We would like to use this VPN as an alternative to Frame Relay to the branch offices. Each branch office will have from 1 to 30 users, connected to a local LAN. We had thought to put a Router between the LAN and the DSL Modem. All traffic bound for the corporate servers would be routed over the VPN and out over the net back to the corporate router. It is essential that this VPN traffic be strongly encrypted. All other traffic we would bounce out normally over the DSL line. We do not want to install any software on the machines to accomplish this task ( ie its handled completely by the routers ), plus we will probably be using some kind of interim terminal concentrator device, rather than replacing the terminals immediately.
What would be a recommended configuration to accomplish this goal? Lets assume 10 branch offices, and the availability of multiple 1.1Mbps SDSL connections at corporate.
Id probably go with a 1700 DSL router at all the remote sites and load up the VPN IOS on them. For the main site, probably a 7100 or 3600. www.cisco.com/go/vpn is where you should start. The 1700s could also handle firewalling for all the remote offices.
Thanks for your help. There is some good information there. Do you know of any place that has a good cross-reference of Cisco capabilities, perhaps based on purpose of use. The Cisco stuff requires a huge amount of wading to get through ( which has taken me a little while.) Also, do you know of a good rule-of-thumb document on this sort of situation?
There are several options that exist. The questions are how much can you spend and what functions do you want to support? For instance, do you plan to have redundancy in the remote offices? If so, then you need to make sure that your design includes devices on the head and remote ends that support some type of dynamic routing. Ten remote offices requires at a minimum of ten tunnels. Do you have an idea as to have a full or partial mesh? That will change quite a lot in the equipment requirements. With ten offices and more than 1MB of BW, you will most likely want to look into hardware encryption, not software.
We need to have some form of redundancy at the branches. Most of our traffic will be bursty text based traffic ( consistent with heavily used telnet session equivalents ), email, and http traffic. If it is possible, should the DSL link at a branch roll over and play dead, we would like to be able to fallback to either dial-up modem or ISDN connections. If we did this, we would like to restrict all traffic except the database traffic, in an effort to keep database traffic at the highest level of service as possible.

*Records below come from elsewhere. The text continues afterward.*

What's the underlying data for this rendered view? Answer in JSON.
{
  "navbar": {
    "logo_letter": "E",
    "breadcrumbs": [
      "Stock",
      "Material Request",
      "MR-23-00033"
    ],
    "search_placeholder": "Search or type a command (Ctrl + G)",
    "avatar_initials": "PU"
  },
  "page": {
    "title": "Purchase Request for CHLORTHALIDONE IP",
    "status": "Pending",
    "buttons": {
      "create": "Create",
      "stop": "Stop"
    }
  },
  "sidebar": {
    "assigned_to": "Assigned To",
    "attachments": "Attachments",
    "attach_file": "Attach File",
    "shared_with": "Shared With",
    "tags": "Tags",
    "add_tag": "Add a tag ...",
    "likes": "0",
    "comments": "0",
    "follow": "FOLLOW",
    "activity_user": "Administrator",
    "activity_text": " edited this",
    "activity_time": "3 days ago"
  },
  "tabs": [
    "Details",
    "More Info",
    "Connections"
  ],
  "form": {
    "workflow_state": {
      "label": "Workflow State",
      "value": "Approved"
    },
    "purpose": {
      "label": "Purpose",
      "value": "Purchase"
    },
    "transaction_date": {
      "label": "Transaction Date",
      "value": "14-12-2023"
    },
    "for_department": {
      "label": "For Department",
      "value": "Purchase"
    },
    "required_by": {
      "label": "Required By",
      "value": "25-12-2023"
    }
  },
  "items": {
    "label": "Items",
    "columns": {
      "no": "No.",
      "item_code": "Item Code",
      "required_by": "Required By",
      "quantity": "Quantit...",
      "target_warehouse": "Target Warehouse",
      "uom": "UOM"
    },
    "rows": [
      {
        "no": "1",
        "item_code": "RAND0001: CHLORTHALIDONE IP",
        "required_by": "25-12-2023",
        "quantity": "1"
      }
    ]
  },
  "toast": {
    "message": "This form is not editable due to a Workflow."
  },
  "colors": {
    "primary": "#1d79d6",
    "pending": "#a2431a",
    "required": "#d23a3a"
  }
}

It is not our intention that the branches ever be able to reach between each other. All corporate traffic should come back to the corporate servers. The databases will reside at the core of the network, with branched connecting directly in. We have pretty much decided to operate 2 networks at corporate, a server-traffic network for the databases, to which the branches will attach, and then a very similar setup as the bracnhes have to connect local corporate.
A nice pretty jewel would be to enable our few roadwarriors access to the databases via a dial-up connection.
Table of ContentsIntroductionVersion HistoryPossible Future
UpdatesDocuments PurposeNAT Operation in ASA 8.3+ SectionsRule Types
Network Object NATTwice NAT / Manual NATRule Types used per SectionNAT
Types used with Twice NAT / Manual NAT and Network Obje...
Table of Contents Introduction:This document describes details on how
NAT-T works. Background: ESP encrypts all critical information,
encapsulating the entire inner TCP/UDP datagram within an ESP header.
ESP is an IP protocol in the same sense that TCP an...